## ACTIVITY
Give the count of lines in the data that include the string "JSON", with no added remarks.

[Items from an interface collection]
■ ■ ■ ■ ■
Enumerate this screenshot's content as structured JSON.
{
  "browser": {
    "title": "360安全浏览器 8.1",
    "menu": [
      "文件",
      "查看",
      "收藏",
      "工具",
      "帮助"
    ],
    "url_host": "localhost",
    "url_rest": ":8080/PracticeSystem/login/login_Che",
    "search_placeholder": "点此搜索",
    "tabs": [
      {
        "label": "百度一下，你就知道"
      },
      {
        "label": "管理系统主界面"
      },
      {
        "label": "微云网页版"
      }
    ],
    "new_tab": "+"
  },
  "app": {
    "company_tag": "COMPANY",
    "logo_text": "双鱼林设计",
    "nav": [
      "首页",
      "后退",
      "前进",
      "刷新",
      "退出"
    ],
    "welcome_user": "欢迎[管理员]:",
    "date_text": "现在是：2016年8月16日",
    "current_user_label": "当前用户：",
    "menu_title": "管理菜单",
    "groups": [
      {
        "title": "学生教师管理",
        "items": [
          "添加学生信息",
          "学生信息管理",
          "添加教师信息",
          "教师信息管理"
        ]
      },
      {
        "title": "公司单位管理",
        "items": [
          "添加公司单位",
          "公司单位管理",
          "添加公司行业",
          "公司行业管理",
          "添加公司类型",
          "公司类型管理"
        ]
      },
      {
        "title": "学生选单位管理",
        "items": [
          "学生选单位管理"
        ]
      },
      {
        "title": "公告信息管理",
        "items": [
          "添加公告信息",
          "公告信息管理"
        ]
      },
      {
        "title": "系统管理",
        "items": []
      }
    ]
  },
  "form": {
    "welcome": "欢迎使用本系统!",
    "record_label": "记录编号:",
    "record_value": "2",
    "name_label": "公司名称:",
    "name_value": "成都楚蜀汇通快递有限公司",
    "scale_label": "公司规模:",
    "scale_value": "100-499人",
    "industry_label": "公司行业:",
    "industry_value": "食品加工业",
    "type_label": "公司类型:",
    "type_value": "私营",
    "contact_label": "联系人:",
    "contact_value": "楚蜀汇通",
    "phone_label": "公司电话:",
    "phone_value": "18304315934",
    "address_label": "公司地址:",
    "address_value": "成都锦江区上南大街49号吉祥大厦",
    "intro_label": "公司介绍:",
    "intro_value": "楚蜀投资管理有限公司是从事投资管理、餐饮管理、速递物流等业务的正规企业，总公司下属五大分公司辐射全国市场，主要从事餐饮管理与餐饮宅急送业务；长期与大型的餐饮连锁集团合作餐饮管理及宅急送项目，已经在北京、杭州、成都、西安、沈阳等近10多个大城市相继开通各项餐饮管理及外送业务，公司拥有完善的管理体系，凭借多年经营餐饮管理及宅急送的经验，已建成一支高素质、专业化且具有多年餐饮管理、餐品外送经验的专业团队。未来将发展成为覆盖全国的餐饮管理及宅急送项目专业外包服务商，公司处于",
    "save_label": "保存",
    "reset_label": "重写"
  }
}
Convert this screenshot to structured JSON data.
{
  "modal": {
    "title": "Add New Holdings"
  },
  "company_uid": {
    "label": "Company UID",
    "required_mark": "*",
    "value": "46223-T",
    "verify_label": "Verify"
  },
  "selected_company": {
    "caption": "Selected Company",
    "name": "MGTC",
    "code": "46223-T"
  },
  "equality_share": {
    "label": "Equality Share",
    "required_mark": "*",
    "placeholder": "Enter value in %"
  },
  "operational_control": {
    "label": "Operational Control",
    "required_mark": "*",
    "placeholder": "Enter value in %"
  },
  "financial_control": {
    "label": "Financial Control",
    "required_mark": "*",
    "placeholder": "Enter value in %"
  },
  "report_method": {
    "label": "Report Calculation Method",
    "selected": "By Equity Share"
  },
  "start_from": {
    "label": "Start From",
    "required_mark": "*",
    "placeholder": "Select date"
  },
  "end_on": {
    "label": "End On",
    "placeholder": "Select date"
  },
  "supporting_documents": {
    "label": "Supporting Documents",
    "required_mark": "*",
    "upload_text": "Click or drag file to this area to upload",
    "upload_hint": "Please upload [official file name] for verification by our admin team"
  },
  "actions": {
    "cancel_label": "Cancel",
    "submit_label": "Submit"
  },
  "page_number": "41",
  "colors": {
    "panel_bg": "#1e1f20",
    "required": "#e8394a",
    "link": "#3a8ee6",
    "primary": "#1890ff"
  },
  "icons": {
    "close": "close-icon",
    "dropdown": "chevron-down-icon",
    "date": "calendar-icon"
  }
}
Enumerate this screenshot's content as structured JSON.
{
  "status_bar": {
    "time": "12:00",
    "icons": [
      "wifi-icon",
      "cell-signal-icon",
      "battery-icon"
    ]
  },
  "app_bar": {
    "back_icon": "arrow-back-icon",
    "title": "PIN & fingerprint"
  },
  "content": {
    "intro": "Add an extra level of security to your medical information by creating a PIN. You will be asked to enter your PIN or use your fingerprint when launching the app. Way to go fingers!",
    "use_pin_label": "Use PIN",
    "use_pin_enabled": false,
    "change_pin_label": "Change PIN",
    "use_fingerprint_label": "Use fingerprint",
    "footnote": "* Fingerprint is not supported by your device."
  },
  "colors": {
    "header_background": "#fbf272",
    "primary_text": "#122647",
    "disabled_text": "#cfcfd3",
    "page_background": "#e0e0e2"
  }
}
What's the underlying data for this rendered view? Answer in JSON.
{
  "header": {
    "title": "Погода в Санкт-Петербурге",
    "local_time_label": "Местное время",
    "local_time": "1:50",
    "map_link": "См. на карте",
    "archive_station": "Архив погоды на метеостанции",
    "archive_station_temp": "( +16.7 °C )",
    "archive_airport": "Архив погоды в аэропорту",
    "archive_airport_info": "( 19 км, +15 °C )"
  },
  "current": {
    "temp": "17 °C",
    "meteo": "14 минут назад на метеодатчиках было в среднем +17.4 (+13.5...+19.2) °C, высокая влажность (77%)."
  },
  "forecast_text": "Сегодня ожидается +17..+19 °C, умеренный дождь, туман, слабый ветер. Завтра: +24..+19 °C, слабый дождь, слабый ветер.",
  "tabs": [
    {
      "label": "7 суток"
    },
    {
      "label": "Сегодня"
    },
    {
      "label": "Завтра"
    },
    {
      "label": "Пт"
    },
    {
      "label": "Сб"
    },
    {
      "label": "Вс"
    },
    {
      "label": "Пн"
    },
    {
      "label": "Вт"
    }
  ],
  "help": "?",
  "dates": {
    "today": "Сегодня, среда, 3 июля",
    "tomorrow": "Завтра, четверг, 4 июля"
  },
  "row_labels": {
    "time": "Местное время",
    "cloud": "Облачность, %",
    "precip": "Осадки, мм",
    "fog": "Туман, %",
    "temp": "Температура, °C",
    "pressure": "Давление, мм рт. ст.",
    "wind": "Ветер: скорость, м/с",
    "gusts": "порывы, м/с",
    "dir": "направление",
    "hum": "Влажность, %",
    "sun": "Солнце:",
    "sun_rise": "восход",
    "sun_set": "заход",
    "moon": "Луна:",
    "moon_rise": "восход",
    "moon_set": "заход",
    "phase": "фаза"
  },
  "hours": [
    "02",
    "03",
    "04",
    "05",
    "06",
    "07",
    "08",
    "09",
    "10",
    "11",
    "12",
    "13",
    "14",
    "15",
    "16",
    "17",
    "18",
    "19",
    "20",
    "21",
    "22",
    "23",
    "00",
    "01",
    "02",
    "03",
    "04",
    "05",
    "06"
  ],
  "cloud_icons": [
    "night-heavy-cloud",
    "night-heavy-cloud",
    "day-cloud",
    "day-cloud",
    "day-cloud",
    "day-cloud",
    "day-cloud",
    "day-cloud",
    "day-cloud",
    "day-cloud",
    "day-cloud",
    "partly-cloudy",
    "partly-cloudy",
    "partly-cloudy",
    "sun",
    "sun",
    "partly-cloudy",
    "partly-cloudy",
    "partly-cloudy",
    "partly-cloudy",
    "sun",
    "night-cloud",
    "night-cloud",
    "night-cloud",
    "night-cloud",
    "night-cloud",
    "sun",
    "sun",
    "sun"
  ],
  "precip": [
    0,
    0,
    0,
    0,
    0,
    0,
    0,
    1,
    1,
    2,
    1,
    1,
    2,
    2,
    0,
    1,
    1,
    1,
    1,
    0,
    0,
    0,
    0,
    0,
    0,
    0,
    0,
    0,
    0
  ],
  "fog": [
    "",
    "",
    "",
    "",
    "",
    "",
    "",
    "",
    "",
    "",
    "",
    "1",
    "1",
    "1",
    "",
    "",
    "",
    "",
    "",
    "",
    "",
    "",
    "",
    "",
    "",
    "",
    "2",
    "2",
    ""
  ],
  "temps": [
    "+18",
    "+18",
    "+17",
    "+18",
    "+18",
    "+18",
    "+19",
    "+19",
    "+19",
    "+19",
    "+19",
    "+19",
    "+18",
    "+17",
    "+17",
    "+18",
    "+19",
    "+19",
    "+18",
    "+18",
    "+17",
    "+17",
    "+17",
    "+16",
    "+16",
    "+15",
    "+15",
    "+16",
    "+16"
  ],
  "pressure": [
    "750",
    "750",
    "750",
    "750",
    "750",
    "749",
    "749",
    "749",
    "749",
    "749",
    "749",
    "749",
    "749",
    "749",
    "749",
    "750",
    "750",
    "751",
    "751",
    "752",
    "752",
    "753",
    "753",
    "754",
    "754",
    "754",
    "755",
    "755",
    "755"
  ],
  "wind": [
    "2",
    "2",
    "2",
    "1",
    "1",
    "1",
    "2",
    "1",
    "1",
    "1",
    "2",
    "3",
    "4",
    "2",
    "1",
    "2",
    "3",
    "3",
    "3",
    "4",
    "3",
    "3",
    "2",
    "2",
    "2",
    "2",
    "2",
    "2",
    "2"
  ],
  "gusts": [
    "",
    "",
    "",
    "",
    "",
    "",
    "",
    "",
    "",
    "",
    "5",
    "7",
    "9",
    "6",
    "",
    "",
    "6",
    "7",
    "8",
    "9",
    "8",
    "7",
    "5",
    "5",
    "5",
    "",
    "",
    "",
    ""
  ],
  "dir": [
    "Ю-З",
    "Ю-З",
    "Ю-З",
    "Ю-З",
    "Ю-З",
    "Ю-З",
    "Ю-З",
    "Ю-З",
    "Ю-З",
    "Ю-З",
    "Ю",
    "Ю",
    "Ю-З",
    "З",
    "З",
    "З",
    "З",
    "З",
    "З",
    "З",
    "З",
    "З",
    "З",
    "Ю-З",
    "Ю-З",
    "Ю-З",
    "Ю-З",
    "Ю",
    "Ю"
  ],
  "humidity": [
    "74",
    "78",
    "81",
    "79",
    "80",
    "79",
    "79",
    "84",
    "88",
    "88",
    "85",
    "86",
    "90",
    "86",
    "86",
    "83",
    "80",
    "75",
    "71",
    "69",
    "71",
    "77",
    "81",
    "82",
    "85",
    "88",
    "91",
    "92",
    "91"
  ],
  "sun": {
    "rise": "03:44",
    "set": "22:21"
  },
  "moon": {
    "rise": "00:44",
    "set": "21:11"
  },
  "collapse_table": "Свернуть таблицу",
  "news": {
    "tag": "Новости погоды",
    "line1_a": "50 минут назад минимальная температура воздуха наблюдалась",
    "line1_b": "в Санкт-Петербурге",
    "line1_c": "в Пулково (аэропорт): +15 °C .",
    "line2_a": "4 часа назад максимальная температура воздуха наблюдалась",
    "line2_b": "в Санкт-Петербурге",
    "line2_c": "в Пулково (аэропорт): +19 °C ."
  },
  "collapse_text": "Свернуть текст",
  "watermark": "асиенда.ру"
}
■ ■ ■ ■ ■
## RESULT OF THE EXERCISE
4